SRJC Multicultural Museum celebrates Pomo community basket weaving tradition


Jaime Jauregui

Dan Aguilar holds up a basket made by Elsie Allen, who decided to break the tradition of burying or burning baskets when a community member died so she could use them to raise awareness about Pomo culture.

Jaime Jauregui, Reporter

Santa Rosa Junior College’s Multicultural Museum is exhibiting Pomo community-made baskets, the only collection created entirely by Native Americans, for its “Breaking Traditions, Saving Traditions: Elsie Allen and the Legacy of Pomo Basketry” exhibit, which runs through Dec. 22. 

This marks the first time the entire collection of 130 baskets, which range from the size of an eraser to 40 inches, has been exhibited since it arrived at SRJC 20 years ago. 

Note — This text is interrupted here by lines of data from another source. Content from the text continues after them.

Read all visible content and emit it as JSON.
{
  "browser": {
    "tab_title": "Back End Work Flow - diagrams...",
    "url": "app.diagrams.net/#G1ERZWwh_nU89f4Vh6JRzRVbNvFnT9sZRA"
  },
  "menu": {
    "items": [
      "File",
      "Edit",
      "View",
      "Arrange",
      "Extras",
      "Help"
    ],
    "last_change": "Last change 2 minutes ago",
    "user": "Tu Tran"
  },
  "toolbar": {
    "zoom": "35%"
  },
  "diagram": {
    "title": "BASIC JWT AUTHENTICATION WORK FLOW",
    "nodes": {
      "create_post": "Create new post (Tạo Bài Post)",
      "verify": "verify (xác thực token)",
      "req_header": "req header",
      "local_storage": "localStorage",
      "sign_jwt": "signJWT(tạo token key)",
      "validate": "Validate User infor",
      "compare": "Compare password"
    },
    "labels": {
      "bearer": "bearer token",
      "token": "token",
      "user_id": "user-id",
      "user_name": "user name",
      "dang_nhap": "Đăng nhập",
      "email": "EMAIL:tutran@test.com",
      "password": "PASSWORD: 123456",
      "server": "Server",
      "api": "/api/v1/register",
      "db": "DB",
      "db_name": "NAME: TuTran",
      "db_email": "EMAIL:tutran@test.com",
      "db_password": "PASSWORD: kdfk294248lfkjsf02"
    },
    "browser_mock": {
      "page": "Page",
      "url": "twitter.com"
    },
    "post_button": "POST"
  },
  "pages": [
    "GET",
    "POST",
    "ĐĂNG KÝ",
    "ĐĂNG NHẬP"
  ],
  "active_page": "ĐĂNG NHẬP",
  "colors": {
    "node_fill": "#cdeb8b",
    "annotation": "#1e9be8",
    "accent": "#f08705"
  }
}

The Pomo community are indigenous people from Mendocino, Lake, and Sonoma counties. Pomo weavers are world famous for their baskets.The baskets, created by 26 Pomo weavers, have previously been featured at the Grace Hudson Museum, in Ukiah, and the Mendocino County Museum. 

Elsie Allen was the daughter of Annie Burke, who was also known for her basket weaving skills. 

It was a Pomo tradition to bury or burn baskets when a person died, but Burke told her daughter to preserve the baskets to teach other people about their culture and tribe. After her mother’s death, Allen wanted to promote the art of basket weaving but had a difficult time trying to find other Pomo women who were interested in it. She believed that basket weaving would lead to making friends from all different cultures and backgrounds.

Members of Elsie Allen’s family spoke about their memories of her at the reception on March 3.

Dan Aguilar, Allen’s grandson, recalled that she collected willows and sorted them on a drying table. The willows took more than a year to dry and expanded once dry. She then used a razor knife to cut these willows.

Susan Billy, Allen’s niece and also a basket weaver, said that her own grandmother had left her basket weaving tools to Allen when she died. Billy tried to take pictures of all the weavers so she could put their pictures next to the baskets they wove in the Grace Hudson Museum exhibit.

“Hearing the personal stories of Annie Burke and Elsie Allen was really special,” said Rachel Minor, museum curator.

Silver Galleto, founder of the Pomo Weavers Society, started to weave baskets when Allen died in 1990. “Do not honor these women in Women’s History Month, but honor them every single day for what they fought for,” Galleto said.

For a time, he stopped weaving because people told him the baskets he made weren’t as good as the ones his ancestors made. However he resumed weaving because he believed that following tradition is more important than listening to rules. 

“Fulfill your dream. We have a new generation of weavers that are committed to revitalizing that which our ancestors attempted to preserve,” he said.

For more information visit the event website or email the multicultural at [email protected]. The event hours are Mondays 11 a.m. to 3 p.m. and Tuesday through Saturday 10 a.m. to 3 p.m.

“Breaking Traditions, Saving Traditions: Elsie Allen and the Legacy of Pomo Basketry” exhibit will showcase 130 Pomo Community-made baskets, which range from the size of an eraser to 40 inches. (Courtesy SRJC)